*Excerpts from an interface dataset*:

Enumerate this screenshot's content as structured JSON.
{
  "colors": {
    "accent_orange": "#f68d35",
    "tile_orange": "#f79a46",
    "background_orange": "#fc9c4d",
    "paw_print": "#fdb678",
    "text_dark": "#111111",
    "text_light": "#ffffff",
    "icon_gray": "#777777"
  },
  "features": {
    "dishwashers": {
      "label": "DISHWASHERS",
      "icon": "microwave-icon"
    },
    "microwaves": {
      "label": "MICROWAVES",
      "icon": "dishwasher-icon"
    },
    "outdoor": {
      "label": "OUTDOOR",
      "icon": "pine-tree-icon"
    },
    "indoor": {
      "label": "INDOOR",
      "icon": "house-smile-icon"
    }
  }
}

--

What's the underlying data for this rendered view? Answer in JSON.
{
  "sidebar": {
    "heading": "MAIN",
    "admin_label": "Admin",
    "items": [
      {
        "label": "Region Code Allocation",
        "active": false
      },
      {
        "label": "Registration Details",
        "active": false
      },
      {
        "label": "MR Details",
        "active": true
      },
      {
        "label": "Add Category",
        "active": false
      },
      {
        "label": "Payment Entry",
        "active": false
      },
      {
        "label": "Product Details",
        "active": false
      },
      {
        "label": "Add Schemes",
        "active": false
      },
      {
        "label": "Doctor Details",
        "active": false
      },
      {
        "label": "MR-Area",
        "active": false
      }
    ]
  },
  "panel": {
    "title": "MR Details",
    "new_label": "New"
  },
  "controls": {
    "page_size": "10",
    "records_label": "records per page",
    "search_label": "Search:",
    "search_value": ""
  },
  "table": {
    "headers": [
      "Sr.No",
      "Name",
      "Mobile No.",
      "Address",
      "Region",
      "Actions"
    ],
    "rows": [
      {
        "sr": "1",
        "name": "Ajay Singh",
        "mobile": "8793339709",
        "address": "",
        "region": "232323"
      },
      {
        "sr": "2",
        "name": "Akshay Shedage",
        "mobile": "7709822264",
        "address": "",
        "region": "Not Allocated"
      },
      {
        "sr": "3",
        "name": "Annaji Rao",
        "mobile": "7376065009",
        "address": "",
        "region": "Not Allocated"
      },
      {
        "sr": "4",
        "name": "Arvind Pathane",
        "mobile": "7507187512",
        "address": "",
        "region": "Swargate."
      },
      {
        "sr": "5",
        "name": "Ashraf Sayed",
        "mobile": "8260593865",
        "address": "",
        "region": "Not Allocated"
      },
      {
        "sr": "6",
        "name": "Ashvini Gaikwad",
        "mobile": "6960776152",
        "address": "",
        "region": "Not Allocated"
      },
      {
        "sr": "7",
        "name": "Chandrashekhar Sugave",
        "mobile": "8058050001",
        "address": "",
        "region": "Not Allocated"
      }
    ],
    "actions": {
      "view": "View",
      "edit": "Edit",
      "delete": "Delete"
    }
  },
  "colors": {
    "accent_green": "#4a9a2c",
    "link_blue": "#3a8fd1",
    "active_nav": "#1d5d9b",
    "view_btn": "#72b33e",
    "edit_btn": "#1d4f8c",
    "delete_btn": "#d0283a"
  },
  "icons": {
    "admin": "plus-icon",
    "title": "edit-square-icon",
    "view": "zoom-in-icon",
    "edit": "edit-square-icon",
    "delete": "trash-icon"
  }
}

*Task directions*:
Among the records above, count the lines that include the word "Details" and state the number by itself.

*Reply*:
5